Paper presented at Digra 2007 conference in Tokyo, Japan.
Music video games are an old but small genre of games. The earliest direct ancestors emerged in the 1970ies. Some recent music video games were hugely successful. Until today, there are only a few different approaches to their design. The purpose of this article is to shed light on what these design principles are, and how the player is immersed. By analysing several games qualitatively, we extracted certain typical features of games of this genre: active scores, rhythm action, quantisation, synaesthesia, play as performance, free-form play, and sound agents. All these aspects of music video games are discussed in this paper with the aim of describing how they affect the interactivity of the games. The result is a grammar of the language of music video games. Linked to adequate metaphors, this grammar can build a veritable repository for rhythm based, melodically interactive games and digital electronic instruments.

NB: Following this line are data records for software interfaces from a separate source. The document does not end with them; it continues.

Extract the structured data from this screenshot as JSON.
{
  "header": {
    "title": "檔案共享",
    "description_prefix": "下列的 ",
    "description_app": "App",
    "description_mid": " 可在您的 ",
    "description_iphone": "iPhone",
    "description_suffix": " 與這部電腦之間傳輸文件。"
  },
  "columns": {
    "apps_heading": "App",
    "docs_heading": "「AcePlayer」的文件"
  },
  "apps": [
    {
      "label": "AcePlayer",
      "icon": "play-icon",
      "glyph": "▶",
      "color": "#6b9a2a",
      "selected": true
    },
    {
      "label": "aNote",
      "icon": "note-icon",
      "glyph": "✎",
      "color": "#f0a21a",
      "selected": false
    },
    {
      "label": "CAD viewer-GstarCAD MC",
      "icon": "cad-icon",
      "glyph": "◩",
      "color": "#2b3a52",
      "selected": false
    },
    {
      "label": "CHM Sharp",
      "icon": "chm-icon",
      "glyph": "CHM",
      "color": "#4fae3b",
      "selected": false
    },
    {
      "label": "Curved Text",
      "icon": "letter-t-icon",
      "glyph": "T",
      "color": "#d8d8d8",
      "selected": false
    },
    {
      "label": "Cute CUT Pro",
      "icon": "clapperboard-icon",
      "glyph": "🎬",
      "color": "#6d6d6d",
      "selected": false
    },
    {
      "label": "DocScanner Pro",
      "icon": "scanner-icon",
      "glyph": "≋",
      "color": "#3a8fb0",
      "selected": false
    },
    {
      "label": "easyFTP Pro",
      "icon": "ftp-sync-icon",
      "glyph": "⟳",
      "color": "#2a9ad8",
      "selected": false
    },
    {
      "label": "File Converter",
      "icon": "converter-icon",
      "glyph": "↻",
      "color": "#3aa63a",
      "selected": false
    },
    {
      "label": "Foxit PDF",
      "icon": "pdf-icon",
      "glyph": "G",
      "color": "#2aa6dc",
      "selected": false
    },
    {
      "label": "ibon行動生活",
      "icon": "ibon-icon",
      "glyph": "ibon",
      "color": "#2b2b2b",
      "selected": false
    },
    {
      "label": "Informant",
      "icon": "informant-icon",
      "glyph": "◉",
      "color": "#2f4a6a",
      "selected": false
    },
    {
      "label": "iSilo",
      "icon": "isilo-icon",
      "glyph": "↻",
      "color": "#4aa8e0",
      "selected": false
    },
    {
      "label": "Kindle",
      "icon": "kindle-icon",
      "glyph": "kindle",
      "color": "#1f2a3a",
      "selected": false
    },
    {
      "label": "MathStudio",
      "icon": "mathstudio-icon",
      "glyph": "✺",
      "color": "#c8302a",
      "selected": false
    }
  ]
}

Pichlmair, M. and Kayali, F. (2007) Levels of Sound: On the Principles of Interactivity in Music Video Games. Proceedings of the Digital Games Research Association 2007 Conference "Situated play". Tokyo. Accepted for publication.